(Website and app data records)
········
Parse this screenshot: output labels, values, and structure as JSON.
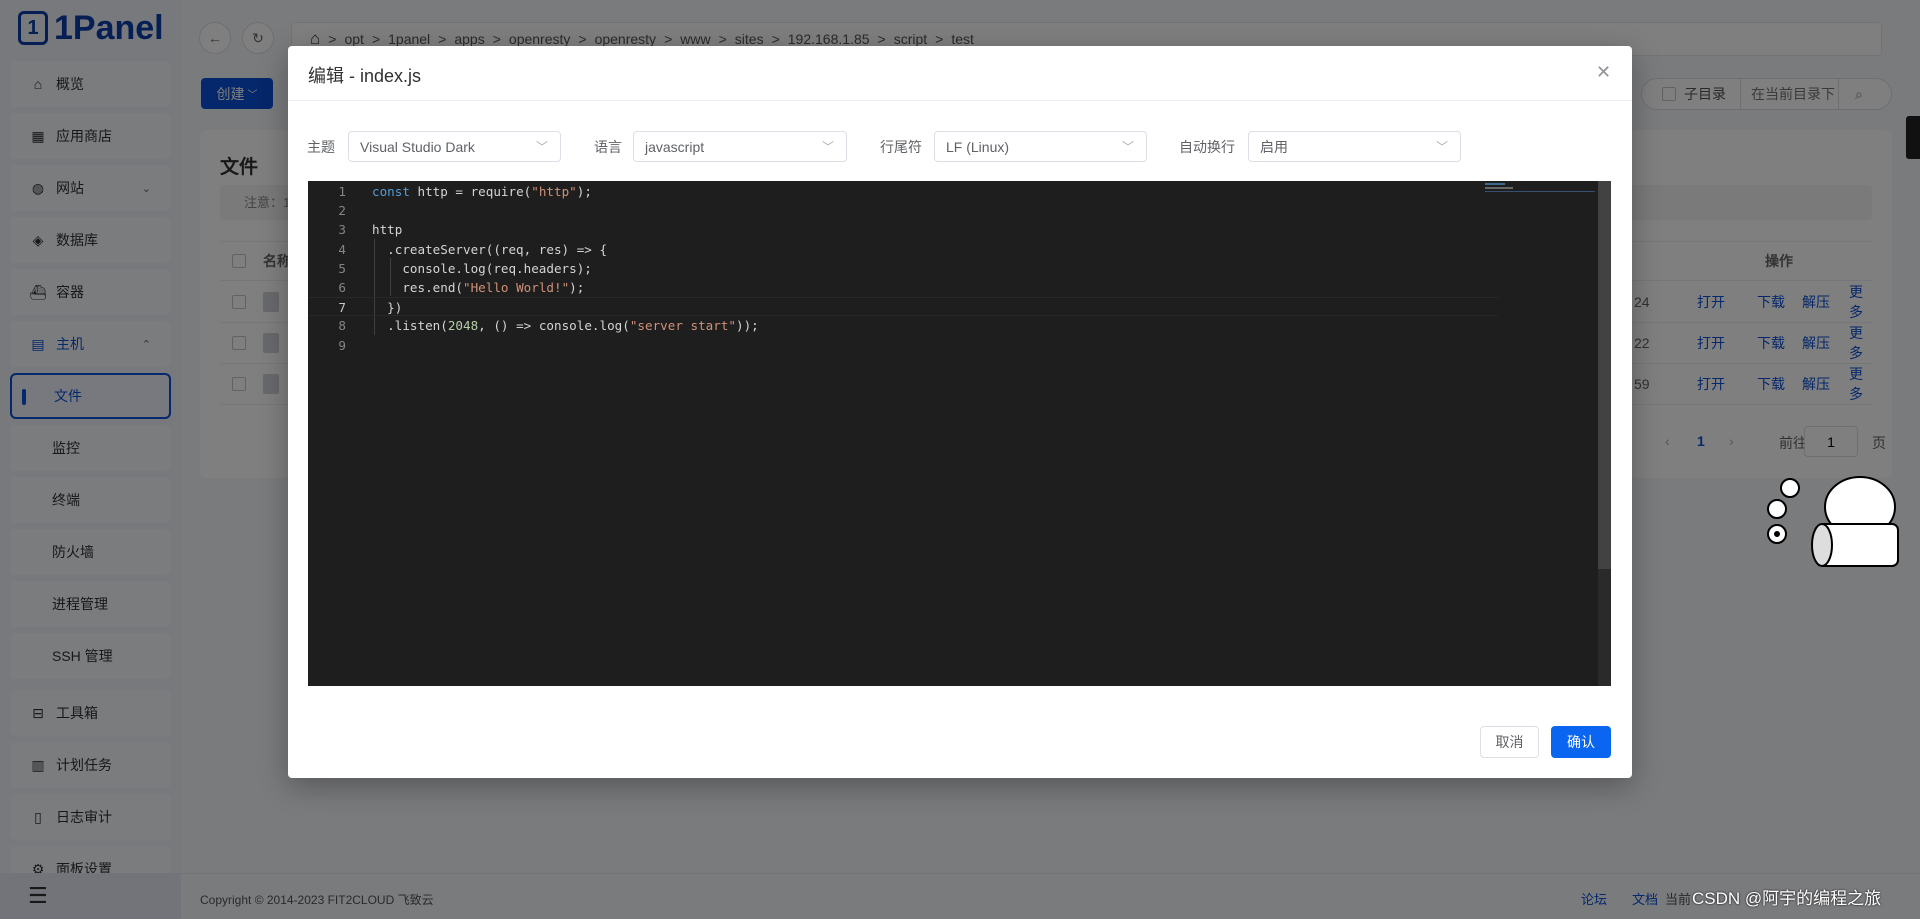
{
  "app": {
    "logo_text": "1Panel"
  },
  "sidebar": {
    "items": [
      {
        "label": "概览",
        "icon": "home-icon",
        "glyph": "⌂"
      },
      {
        "label": "应用商店",
        "icon": "grid-icon",
        "glyph": "▦"
      },
      {
        "label": "网站",
        "icon": "globe-icon",
        "glyph": "◍",
        "chev": "⌄"
      },
      {
        "label": "数据库",
        "icon": "layers-icon",
        "glyph": "◈"
      },
      {
        "label": "容器",
        "icon": "docker-icon",
        "glyph": "⛴"
      },
      {
        "label": "主机",
        "icon": "server-icon",
        "glyph": "▤",
        "chev": "⌃",
        "blue": true
      },
      {
        "label": "文件",
        "sub": true,
        "active": true
      },
      {
        "label": "监控",
        "sub": true
      },
      {
        "label": "终端",
        "sub": true
      },
      {
        "label": "防火墙",
        "sub": true
      },
      {
        "label": "进程管理",
        "sub": true
      },
      {
        "label": "SSH 管理",
        "sub": true
      },
      {
        "label": "工具箱",
        "icon": "toolbox-icon",
        "glyph": "⊟"
      },
      {
        "label": "计划任务",
        "icon": "calendar-icon",
        "glyph": "▥"
      },
      {
        "label": "日志审计",
        "icon": "log-icon",
        "glyph": "▯"
      },
      {
        "label": "面板设置",
        "icon": "settings-icon",
        "glyph": "⚙"
      }
    ]
  },
  "breadcrumb": [
    "opt",
    "1panel",
    "apps",
    "openresty",
    "openresty",
    "www",
    "sites",
    "192.168.1.85",
    "script",
    "test"
  ],
  "toolbar": {
    "create_label": "创建",
    "subdir_label": "子目录",
    "search_placeholder": "在当前目录下"
  },
  "files": {
    "title": "文件",
    "notice": "注意：1",
    "col_name": "名称",
    "col_actions": "操作",
    "rows": [
      {
        "time": "24"
      },
      {
        "time": "22"
      },
      {
        "time": "59"
      }
    ],
    "actions": [
      "打开",
      "下载",
      "解压",
      "更多"
    ],
    "pagination": {
      "current": "1",
      "goto_label": "前往",
      "goto_value": "1",
      "page_suffix": "页"
    }
  },
  "footer": {
    "copyright": "Copyright © 2014-2023 FIT2CLOUD 飞致云",
    "forum": "论坛",
    "docs": "文档",
    "current": "当前",
    "watermark": "CSDN @阿宇的编程之旅"
  },
  "modal": {
    "title": "编辑 - index.js",
    "theme_label": "主题",
    "theme_value": "Visual Studio Dark",
    "lang_label": "语言",
    "lang_value": "javascript",
    "eol_label": "行尾符",
    "eol_value": "LF (Linux)",
    "wrap_label": "自动换行",
    "wrap_value": "启用",
    "cancel": "取消",
    "confirm": "确认",
    "current_line": 7,
    "code": [
      [
        [
          "const",
          "kw"
        ],
        [
          " http = require(",
          ""
        ],
        [
          "\"http\"",
          "str"
        ],
        [
          ");",
          ""
        ]
      ],
      [],
      [
        [
          "http",
          ""
        ]
      ],
      [
        [
          "  .createServer((req, res) => {",
          ""
        ]
      ],
      [
        [
          "    console.log(req.headers);",
          ""
        ]
      ],
      [
        [
          "    res.end(",
          ""
        ],
        [
          "\"Hello World!\"",
          "str"
        ],
        [
          ");",
          ""
        ]
      ],
      [
        [
          "  })",
          ""
        ]
      ],
      [
        [
          "  .listen(",
          ""
        ],
        [
          "2048",
          "numl"
        ],
        [
          ", () => console.log(",
          ""
        ],
        [
          "\"server start\"",
          "str"
        ],
        [
          "));",
          ""
        ]
      ],
      []
    ]
  },
  "colors": {
    "accent": "#0b4fd6",
    "confirm": "#0a66f0",
    "editor_bg": "#1e1e1e"
  }
}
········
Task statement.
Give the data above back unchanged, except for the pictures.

Answer space.
Parse this screenshot: output labels, values, and structure as JSON.
{
  "app": {
    "logo_text": "1Panel"
  },
  "sidebar": {
    "items": [
      {
        "label": "概览",
        "icon": "home-icon",
        "glyph": "⌂"
      },
      {
        "label": "应用商店",
        "icon": "grid-icon",
        "glyph": "▦"
      },
      {
        "label": "网站",
        "icon": "globe-icon",
        "glyph": "◍",
        "chev": "⌄"
      },
      {
        "label": "数据库",
        "icon": "layers-icon",
        "glyph": "◈"
      },
      {
        "label": "容器",
        "icon": "docker-icon",
        "glyph": "⛴"
      },
      {
        "label": "主机",
        "icon": "server-icon",
        "glyph": "▤",
        "chev": "⌃",
        "blue": true
      },
      {
        "label": "文件",
        "sub": true,
        "active": true
      },
      {
        "label": "监控",
        "sub": true
      },
      {
        "label": "终端",
        "sub": true
      },
      {
        "label": "防火墙",
        "sub": true
      },
      {
        "label": "进程管理",
        "sub": true
      },
      {
        "label": "SSH 管理",
        "sub": true
      },
      {
        "label": "工具箱",
        "icon": "toolbox-icon",
        "glyph": "⊟"
      },
      {
        "label": "计划任务",
        "icon": "calendar-icon",
        "glyph": "▥"
      },
      {
        "label": "日志审计",
        "icon": "log-icon",
        "glyph": "▯"
      },
      {
        "label": "面板设置",
        "icon": "settings-icon",
        "glyph": "⚙"
      }
    ]
  },
  "breadcrumb": [
    "opt",
    "1panel",
    "apps",
    "openresty",
    "openresty",
    "www",
    "sites",
    "192.168.1.85",
    "script",
    "test"
  ],
  "toolbar": {
    "create_label": "创建",
    "subdir_label": "子目录",
    "search_placeholder": "在当前目录下"
  },
  "files": {
    "title": "文件",
    "notice": "注意：1",
    "col_name": "名称",
    "col_actions": "操作",
    "rows": [
      {
        "time": "24"
      },
      {
        "time": "22"
      },
      {
        "time": "59"
      }
    ],
    "actions": [
      "打开",
      "下载",
      "解压",
      "更多"
    ],
    "pagination": {
      "current": "1",
      "goto_label": "前往",
      "goto_value": "1",
      "page_suffix": "页"
    }
  },
  "footer": {
    "copyright": "Copyright © 2014-2023 FIT2CLOUD 飞致云",
    "forum": "论坛",
    "docs": "文档",
    "current": "当前",
    "watermark": "CSDN @阿宇的编程之旅"
  },
  "modal": {
    "title": "编辑 - index.js",
    "theme_label": "主题",
    "theme_value": "Visual Studio Dark",
    "lang_label": "语言",
    "lang_value": "javascript",
    "eol_label": "行尾符",
    "eol_value": "LF (Linux)",
    "wrap_label": "自动换行",
    "wrap_value": "启用",
    "cancel": "取消",
    "confirm": "确认",
    "current_line": 7,
    "code": [
      [
        [
          "const",
          "kw"
        ],
        [
          " http = require(",
          ""
        ],
        [
          "\"http\"",
          "str"
        ],
        [
          ");",
          ""
        ]
      ],
      [],
      [
        [
          "http",
          ""
        ]
      ],
      [
        [
          "  .createServer((req, res) => {",
          ""
        ]
      ],
      [
        [
          "    console.log(req.headers);",
          ""
        ]
      ],
      [
        [
          "    res.end(",
          ""
        ],
        [
          "\"Hello World!\"",
          "str"
        ],
        [
          ");",
          ""
        ]
      ],
      [
        [
          "  })",
          ""
        ]
      ],
      [
        [
          "  .listen(",
          ""
        ],
        [
          "2048",
          "numl"
        ],
        [
          ", () => console.log(",
          ""
        ],
        [
          "\"server start\"",
          "str"
        ],
        [
          "));",
          ""
        ]
      ],
      []
    ]
  },
  "colors": {
    "accent": "#0b4fd6",
    "confirm": "#0a66f0",
    "editor_bg": "#1e1e1e"
  }
}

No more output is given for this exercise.